Goal of the exercise :: Write out the data word for word and omit every picture.

Data supplied ::
====
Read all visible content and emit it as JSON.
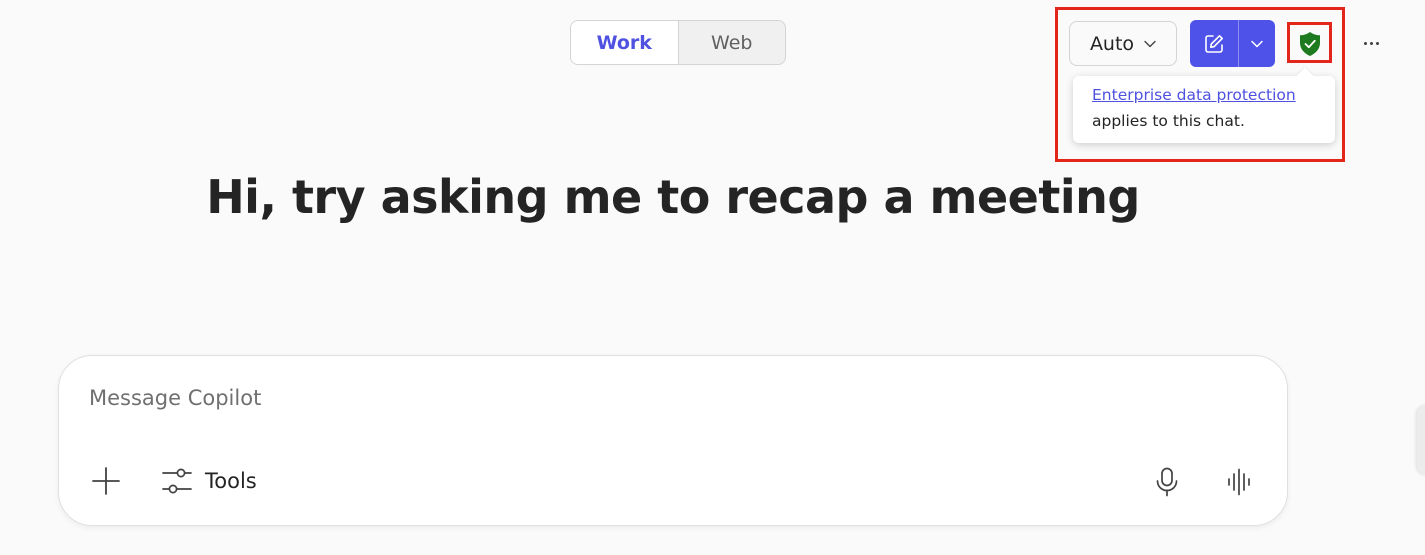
{
  "mode_toggle": {
    "work_label": "Work",
    "web_label": "Web",
    "selected": "Work"
  },
  "model_selector": {
    "label": "Auto"
  },
  "new_chat": {
    "has_dropdown": true
  },
  "protection": {
    "icon": "shield-check-icon",
    "tooltip_link": "Enterprise data protection",
    "tooltip_text": "applies to this chat."
  },
  "more_icon": "more-horizontal-icon",
  "greeting": "Hi, try asking me to recap a meeting",
  "composer": {
    "placeholder": "Message Copilot",
    "value": "",
    "tools_label": "Tools"
  },
  "colors": {
    "accent": "#4f52e8",
    "shield": "#1e7a1e",
    "highlight": "#e3261c",
    "background": "#fafafa"
  }
}
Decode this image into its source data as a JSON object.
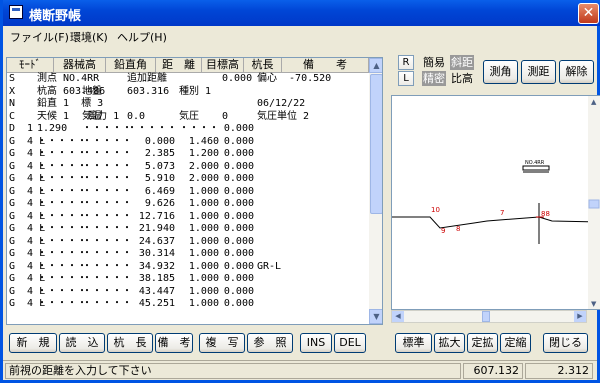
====
Response area ::
Read all visible content and emit it as JSON.
{
  "mode_toggle": {
    "work_label": "Work",
    "web_label": "Web",
    "selected": "Work"
  },
  "model_selector": {
    "label": "Auto"
  },
  "new_chat": {
    "has_dropdown": true
  },
  "protection": {
    "icon": "shield-check-icon",
    "tooltip_link": "Enterprise data protection",
    "tooltip_text": "applies to this chat."
  },
  "more_icon": "more-horizontal-icon",
  "greeting": "Hi, try asking me to recap a meeting",
  "composer": {
    "placeholder": "Message Copilot",
    "value": "",
    "tools_label": "Tools"
  },
  "colors": {
    "accent": "#4f52e8",
    "shield": "#1e7a1e",
    "highlight": "#e3261c",
    "background": "#fafafa"
  }
}
Decode this image into its source data as a JSON object.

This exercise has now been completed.